Ph.D. Dissertation Defense - Alyssa Carlson
- Tuesday, May 29, 2018 from 2:00pm to 3:00pm
- Roberts Hall, Room 301 - view map
Characterization of Metabolic Changes in Osteoarthritis using Global Metabolomic Profiling
Osteoarthritis affects over 250 million individuals worldwide. It is a disease of the whole joint, exhibiting heterogenous pathology, and a multifactorial etiology consisting of obesity and joint trauma as important risk factors. This heterogenous nature contributes to the disparity in symptom presentation and response to treatments, presenting challenges for diagnosis and the development of targeted therapies for osteoarthritis phenotypes. Therefore, the goals of this work were to (1) enhance our understanding of osteoarthritis as a heterogenous disease for improved early diagnosis and (2) evaluate the interaction between osteoarthritis risk factors and therapeutic interventions. Because osteoarthritis and its risk factors are associated with aberrant metabolism, liquid chromatography-mass spectrometry-based global metabolomic profiling was employed to investigate changes in small molecules in response to osteoarthritis, risk factors, and therapeutic interventions.

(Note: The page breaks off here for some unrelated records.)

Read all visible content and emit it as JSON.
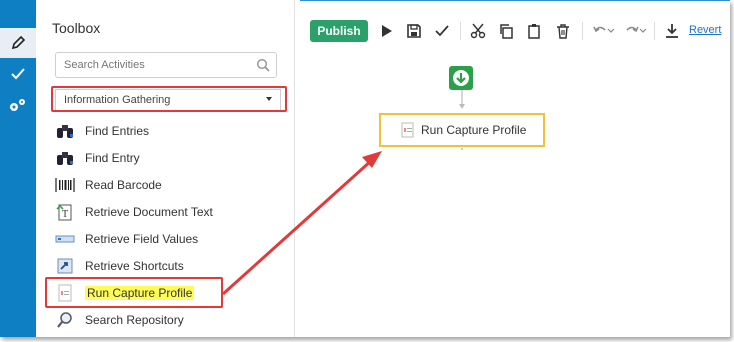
{
  "toolbox": {
    "title": "Toolbox",
    "search_placeholder": "Search Activities",
    "category": "Information Gathering",
    "activities": [
      {
        "label": "Find Entries",
        "icon": "binoculars-icon"
      },
      {
        "label": "Find Entry",
        "icon": "binoculars-icon"
      },
      {
        "label": "Read Barcode",
        "icon": "barcode-icon"
      },
      {
        "label": "Retrieve Document Text",
        "icon": "document-text-icon"
      },
      {
        "label": "Retrieve Field Values",
        "icon": "field-values-icon"
      },
      {
        "label": "Retrieve Shortcuts",
        "icon": "shortcut-icon"
      },
      {
        "label": "Run Capture Profile",
        "icon": "capture-profile-icon"
      },
      {
        "label": "Search Repository",
        "icon": "magnifier-icon"
      }
    ]
  },
  "toolbar": {
    "publish_label": "Publish",
    "revert_label": "Revert"
  },
  "canvas": {
    "node_label": "Run Capture Profile"
  },
  "colors": {
    "sidebar": "#0f7fc3",
    "publish": "#2aa06a",
    "highlight_box": "#e23a3a",
    "node_border": "#f0c23a",
    "text_highlight": "#fffb5a"
  }
}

The first area of research focused on osteoarthritis diagnosis. The results show that global metabolomic profiling of human osteoarthritic synovial fluid was capable of identifying candidate biomarkers of osteoarthritis and classifying donors into subgroups representative of metabolic phenotypes. Metabolic phenotypes exhibited structural deterioration, oxidative stress, and/or inflammation. The second area of research focused on osteoarthritis risk factors and therapeutic interventions. We investigated the effects of acute exercise in mouse synovial fluid to provide insight into exercise as a nonpharmacologic mechanobiology-based intervention prescribed for osteoarthritis and found that acute exercise may have beneficial effects in maintaining overall joint health. We expanded on exercise as a nonpharmacologic treatment by investigating the effects of long-term exercise in an obesity-associated osteoarthritis mouse model. Long-term exercise did not exacerbate osteoarthritis in the knee joints of obese mice but did abrogate some obesity-induced metabolic perturbations in the synovial fluid. In contrast, a pharmacologic intervention was investigated in post-traumatic osteoarthritis. Inhibition of early response genes by a Cdk9 inhibitor immediately after joint trauma was also capable of reversing a portion of injury-induced metabolic perturbations in whole joints of injured mice. Overall, this work demonstrates that global metabolomic profiling has potential for biomarker discovery and classifying patients into metabolic phenotypes. It also demonstrates the potential for exercise and inhibition of early response genes as therapeutic interventions for obesity-associated and post-traumatic osteoarthritis.
- Department of Mechanical & Industrial Engineering